There are signs offshore outsourcing may soon become as hot a political issue here as it already is in the US.
While employees wait to learn how many jobs they will lose to India thanks to the $75 million deal Telstra recently signed with Indian IT company Infosys, Gartner is warning Australian IT workers face a massive wave of IT redundancies over the next few years.
Gartner EXP (Executive Programs) vice president and research director Andrew Rowsell-Jones told Computerworld local vendor-based jobs will move to offshore outsourcing markets on a "substantial" scale under pressure of tightening budgets and increasing performance pressures on corporate IT departments.
The Australian Computer Society has also said the trend toward offshore outsourcing of IT services could cost the country 40,000 computer jobs and billions of dollars in lost economic benefits by 2015.
The Community and Public Sector Union (CPSU) fears that process has already started, claiming Telstra's deal with Infosys could cost several hundred Australian jobs. Infosys country manager Ananda Rao says since Infosys has been given eight or nine months to manage the transition, it is too early to say how many people would be working on the project here and how much of the work involved would be sent offshore.
However CPSU Director of Campaigning and Communications Dermot Browne says the CPSU is deeply concerned at the ongoing erosion of Aussie IT jobs and the increasing use of offshore outfits like Infosys.
“Over recent weeks, there has been a steady stream of Australian IT jobs lost from the companies Telstra has deals with including Deloittes and IBM-GSA,” he says. “These jobs will never return.
“Workers across the industry and inside Telstra are increasingly uneasy about Telstra’s longer term motives and the fact that the Federal Government is sitting on its hand rather than acting to protect this vital industry and the talented people who work in it.”
Meanwhile with the ALP due to release its IT policy within months Senator Kate Lundy has reportedly expressed concerns about offshore outsourcing, describing it as an effort by multinationals to drive down labour costs. She also has reservations about the privacy and security implications of shipping IT work to subcontractors in countries such as India.
Lundy forecasts IT policy will be an election issue in Australia. “It has been a significant issue for some time. The frustration level is getting higher and higher.

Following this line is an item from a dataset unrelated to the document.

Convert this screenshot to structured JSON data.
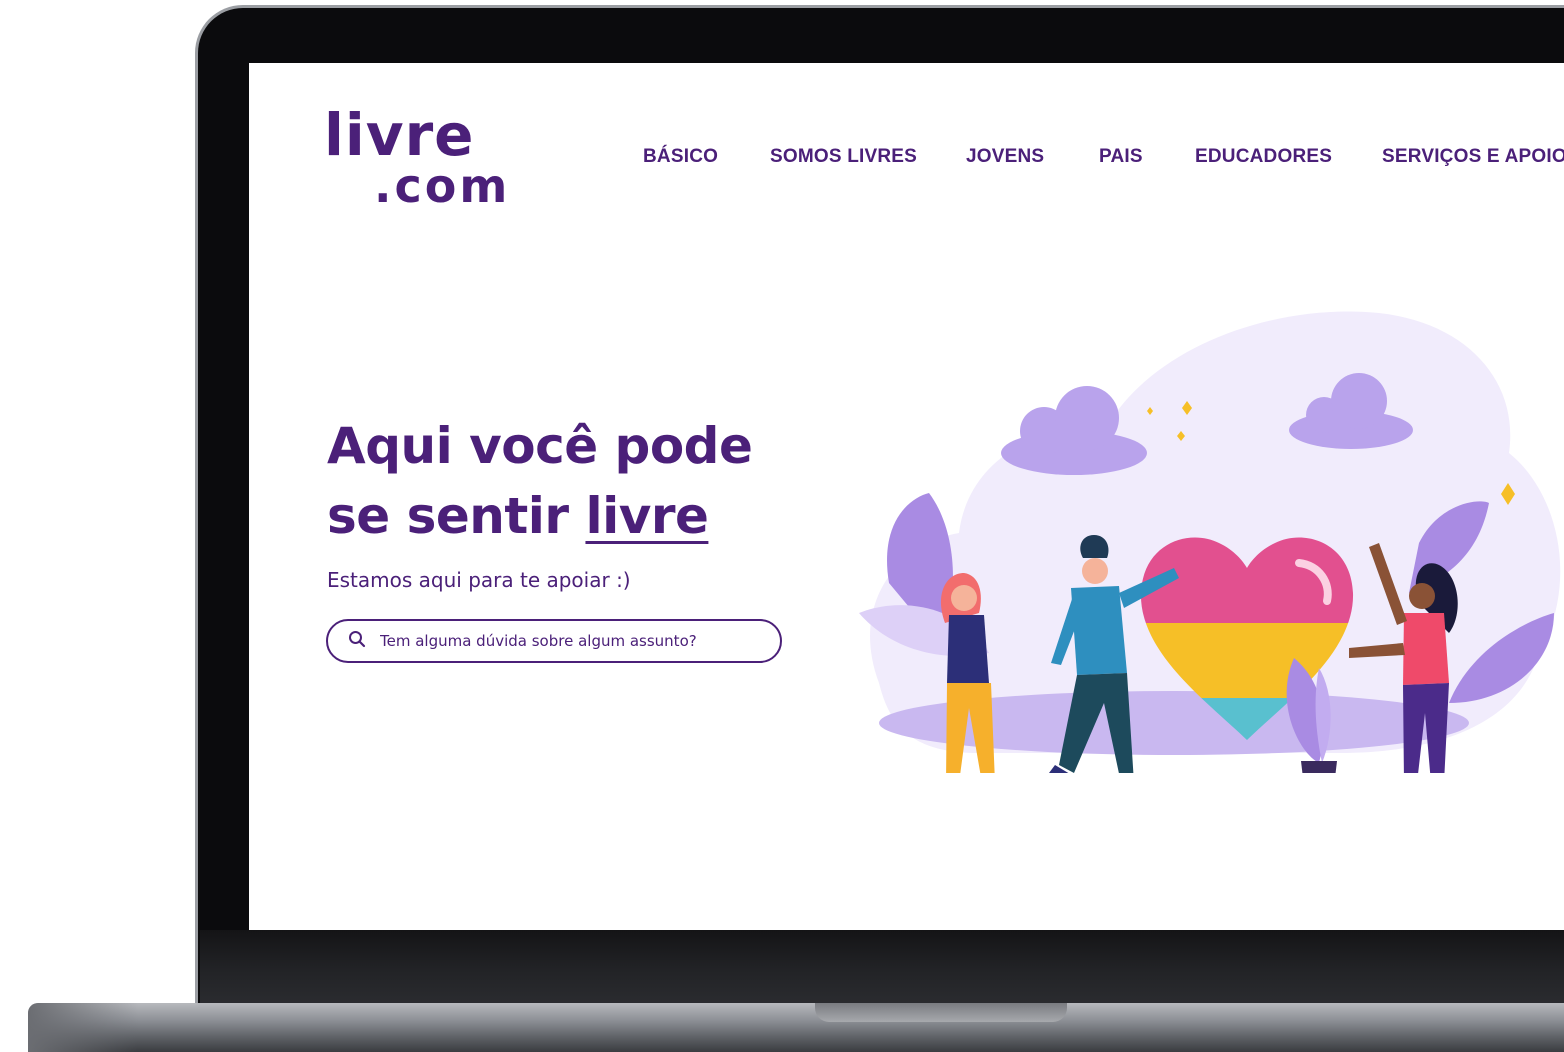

Labor has committed to ICT as a strategic industry and people are looking for a nation-building strategy,” she says.
Meanwhile in the US, companies that have been sending IT jobs offshore for some time are facing increasing political heat.
There was a furore last month when the media learnt the Indiana Department of Workforce Development — which is chartered with helping the unemployed find jobs - had hired programmers from India to update its computers.
The agency, which needed $US15.2 million worth of computer upgrades to speed handling of unemployment claims, got into hot water after hiring a company based in India to do the work.
And as more and more US citizens wonder why their soaring unemployment levels aren’t being alleviated by current so-called jobless recovery, companies resorting to offshore outsourcing are facing increasingly critical attention.
For instance in a recent newsletter headed America's Biggest Export: Jobs, management consultant and futurist William Dunk of GlobalProvince writes “What’s happened to America is that we are not only exporting our manufacturing jobs to China but we are putting our knowledge-worker jobs all over the globe.
“. . .Complacently, we may have thought we were only sending grunt, blue collar work out of the States. But we’re outsourcing a huge volume of our white collar work to the world, which has retarded our recovery,” he wrote. “Employment in the US services sector has remained unchanged over the past 21 months as the economy has recovered. Usually the services industry headcount has grown five per cent by this stage of the cycle.”
Dunk predicts the furore will lead to an inevitable rise in protectionism against foreign goods and services.
“Our policymakers have not figured out the endgame here. That is, they do not know how to keep Americans at work when they send jobs abroad, not only in manufacturing but in the digital occupations that are supposed to take up the slack. With modern broadband communications, it is even easier, if anything, to do knowledge work abroad than manufacturing.”
Join the CIO Australia group on LinkedIn. The group is open to CIOs, IT Directors, COOs, CTOs and senior IT managers.